First Christian Church of Rome, Georgia (Disciples of Christ), was a great partner in ministry with the church I pastored for twenty-one years. Our congregations shared common commitments to feed the hungry and care for the poor in our community. For more than a decade we provided the majority of volunteers, while First Christian provided the location for Meals and More, the only take-out feeding ministry in Rome that was directed toward the working poor.
In 2018, I was greatly saddened to hear the remaining members of First Christian had decided to sell their property and disband. I had retired from the pastorate and was serving as the Executive Director on our local community foundation. In that role I approached some members of First Christian about a way for their congregation to have a lasting impact even though they may no longer be a functional church.
Over a period of months, a dozen faithful members determined their values and commitments, explored the effectiveness of local faith-based ministries, and decided on a list of priorities. After receiving the proceeds of the sale of their property, they distributed contributions throughout our county.
Believing their location had long been a place of spiritual influence, they made a contribution to the Spanish-speaking church which purchased their sanctuary. They made sizable distributions to organizations that addressed homelessness, hunger, mental illness, addiction, and abuse. “We closed our doors, but other organizations will flourish from our contributions,” said Jane Slickman, a long-term member.

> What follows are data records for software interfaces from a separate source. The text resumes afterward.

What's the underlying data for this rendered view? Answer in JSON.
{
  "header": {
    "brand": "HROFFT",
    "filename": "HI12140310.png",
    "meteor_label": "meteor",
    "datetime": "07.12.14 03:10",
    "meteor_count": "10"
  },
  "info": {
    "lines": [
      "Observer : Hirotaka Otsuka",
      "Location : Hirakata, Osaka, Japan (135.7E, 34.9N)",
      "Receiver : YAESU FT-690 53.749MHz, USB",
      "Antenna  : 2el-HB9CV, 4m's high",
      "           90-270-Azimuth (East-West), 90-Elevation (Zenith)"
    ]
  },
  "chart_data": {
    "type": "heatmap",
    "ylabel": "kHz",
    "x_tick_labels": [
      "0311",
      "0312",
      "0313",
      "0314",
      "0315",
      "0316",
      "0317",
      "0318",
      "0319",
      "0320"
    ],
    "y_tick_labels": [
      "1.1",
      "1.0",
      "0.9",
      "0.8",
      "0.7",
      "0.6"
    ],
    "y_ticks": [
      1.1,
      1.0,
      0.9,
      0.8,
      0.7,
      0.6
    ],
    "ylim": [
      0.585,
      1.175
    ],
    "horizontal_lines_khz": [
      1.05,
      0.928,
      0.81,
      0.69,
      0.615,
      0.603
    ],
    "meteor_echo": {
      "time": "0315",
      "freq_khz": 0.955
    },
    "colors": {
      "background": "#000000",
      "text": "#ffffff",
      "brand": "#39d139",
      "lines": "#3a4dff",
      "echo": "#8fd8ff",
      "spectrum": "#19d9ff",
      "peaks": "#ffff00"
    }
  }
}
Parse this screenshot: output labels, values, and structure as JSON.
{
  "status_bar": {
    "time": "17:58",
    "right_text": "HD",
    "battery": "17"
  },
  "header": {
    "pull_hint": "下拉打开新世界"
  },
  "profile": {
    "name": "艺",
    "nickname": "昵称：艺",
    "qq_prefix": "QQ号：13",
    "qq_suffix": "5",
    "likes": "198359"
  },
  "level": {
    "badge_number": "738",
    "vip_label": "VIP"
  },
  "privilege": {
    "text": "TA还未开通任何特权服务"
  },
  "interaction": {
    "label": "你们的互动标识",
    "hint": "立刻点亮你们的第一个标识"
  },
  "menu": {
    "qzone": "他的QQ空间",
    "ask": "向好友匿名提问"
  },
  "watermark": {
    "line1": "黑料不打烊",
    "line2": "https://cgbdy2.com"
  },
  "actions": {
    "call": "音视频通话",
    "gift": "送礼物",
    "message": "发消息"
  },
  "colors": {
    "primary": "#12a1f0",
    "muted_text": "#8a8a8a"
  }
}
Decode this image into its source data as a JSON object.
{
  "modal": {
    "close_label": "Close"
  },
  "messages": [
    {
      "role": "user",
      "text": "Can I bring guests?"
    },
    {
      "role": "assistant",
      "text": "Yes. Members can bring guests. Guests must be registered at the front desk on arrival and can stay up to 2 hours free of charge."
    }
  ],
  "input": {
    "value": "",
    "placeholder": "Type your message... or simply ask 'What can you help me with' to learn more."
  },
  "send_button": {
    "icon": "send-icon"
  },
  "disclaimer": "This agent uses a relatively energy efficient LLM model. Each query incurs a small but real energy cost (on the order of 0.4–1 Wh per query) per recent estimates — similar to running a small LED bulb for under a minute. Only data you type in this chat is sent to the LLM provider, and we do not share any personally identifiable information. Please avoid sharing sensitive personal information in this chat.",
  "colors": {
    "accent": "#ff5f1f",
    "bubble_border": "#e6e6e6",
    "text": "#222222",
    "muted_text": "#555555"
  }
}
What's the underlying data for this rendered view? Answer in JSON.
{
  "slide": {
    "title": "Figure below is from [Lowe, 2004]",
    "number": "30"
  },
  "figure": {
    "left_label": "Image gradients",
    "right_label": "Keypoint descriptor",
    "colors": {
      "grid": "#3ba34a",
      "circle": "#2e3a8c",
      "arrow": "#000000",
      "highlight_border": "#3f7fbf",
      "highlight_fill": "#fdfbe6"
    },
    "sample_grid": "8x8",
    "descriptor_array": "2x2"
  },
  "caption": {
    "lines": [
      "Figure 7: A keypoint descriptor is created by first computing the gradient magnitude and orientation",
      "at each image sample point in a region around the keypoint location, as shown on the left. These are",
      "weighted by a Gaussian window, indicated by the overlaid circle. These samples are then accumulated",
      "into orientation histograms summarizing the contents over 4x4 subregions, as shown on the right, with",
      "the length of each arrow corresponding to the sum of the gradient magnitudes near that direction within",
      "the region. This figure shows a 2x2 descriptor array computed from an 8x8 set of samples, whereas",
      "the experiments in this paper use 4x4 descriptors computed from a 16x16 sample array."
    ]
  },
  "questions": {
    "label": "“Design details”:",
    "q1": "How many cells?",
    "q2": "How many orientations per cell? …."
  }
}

But the members of First Christian Church were not finished. Those who oversaw the end of the church also initiated the First Christian Church Heritage Fund at our foundation. Each year, the foundation’s grant process will distribute a portion of this endowed fund to a faith-based ministry that enriches the spiritual lives of participants, supports diversity and inclusiveness, and furthers social justice. “It’s a reflection of the resurrection,” Slickman told us. “Our ministry will go on in a new way.”
Statistics vary, but church leaders predict between twenty and thirty percent of churches open today will close in the next ten years. The impact of COVID-19 may increase these numbers. In the vast majority of cases, the members of these congregations will feel as if they failed, or the closing was forced upon them as victims of circumstances. Their experience will be drastically different from the members of First Christian Church, who saw their experience as a reflection of the resurrection. Never before in its history had the congregation at First Christian been able to give with the impact they had in their final days of their traditional form. I could not help but to think of Paul’s words to the Philippians, “For me to live is Christ; to die is gain…” (1:12).
If you lead a church in a similar situation, is it possible for God to turn what feels like defeat into a significant victory? Could your congregation have a lasting impact – in another form? Here are some steps you can take in order to consider a path similar to First Christian Church.
- Determine your core values. Ask: if we had the resources, what would we want to see happen for Christ and his kingdom? What change would we be a part of in our community and the world?
- Assess your potential impact. Ask: What is our best opportunity to have an effect on the causes we value most? Is it now, with our current resources, will there be more effective opportunity later? If later, what must happen in order to have more impact than today?
- Reframe the conversation. Someone must change the language from talk of failure to the vocabulary of opportunity. The image of resurrection is powerful and, if we are genuine believers, we know it is true. In John 12, Jesus tells the disciples, ““Truly, truly, I say to you, unless a grain of wheat falls into the earth and dies, it remains alone; but if it dies, it bears much fruit.” Ask: how can our congregation bear the most fruit?
- Use participatory decision making. Should your congregation decide to follow a path similar to First Christian Church, all of the remaining members need to have the opportunity to participate in the discussions. Each person’s desire may not be fulfilled, but they should be heard and given consideration.
- Get expert advice. Be sure to understand your state’s laws for disbanding and dispersing assets. This step is critical to avoid unnecessary complications.
- Research options for endowed gifts. If you disband and choose to endow specific charities or causes, you have options. Denominational foundations likely do best for the support of their own causes. Local community foundations likely do best to keep the congregation’s name and mission alive in community, faith-based initiatives. (That’s strictly my opinion. Please take it as such.) Be sure to inquire about fees and performance of any organization you consider to manage your endowment.
- Celebrate new life. If your congregation disbands and you choose to contribute your assets to other Christian causes, celebrate your impact. Gather together and remember the best of your life together. Invite those who will benefit from your giving to share dreams about the life that will be possible because of your congregation’s generosity.
And remember, resurrection is possible. In I Corinthians 15, the Apostle Paul speaks about the mystery of the resurrected body, which we do not yet know. You may not be able to see now what impact your impact might be in another form, but just because we cannot see it today does not mean it is not possible. If we believe Paul’s blessing to the Ephesians: “Now to him who is able to do immeasurably more than all we ask or imagine, according to his power that is at work within us,” who knows what glory there might be in the church… throughout all generations…” (3:20-21).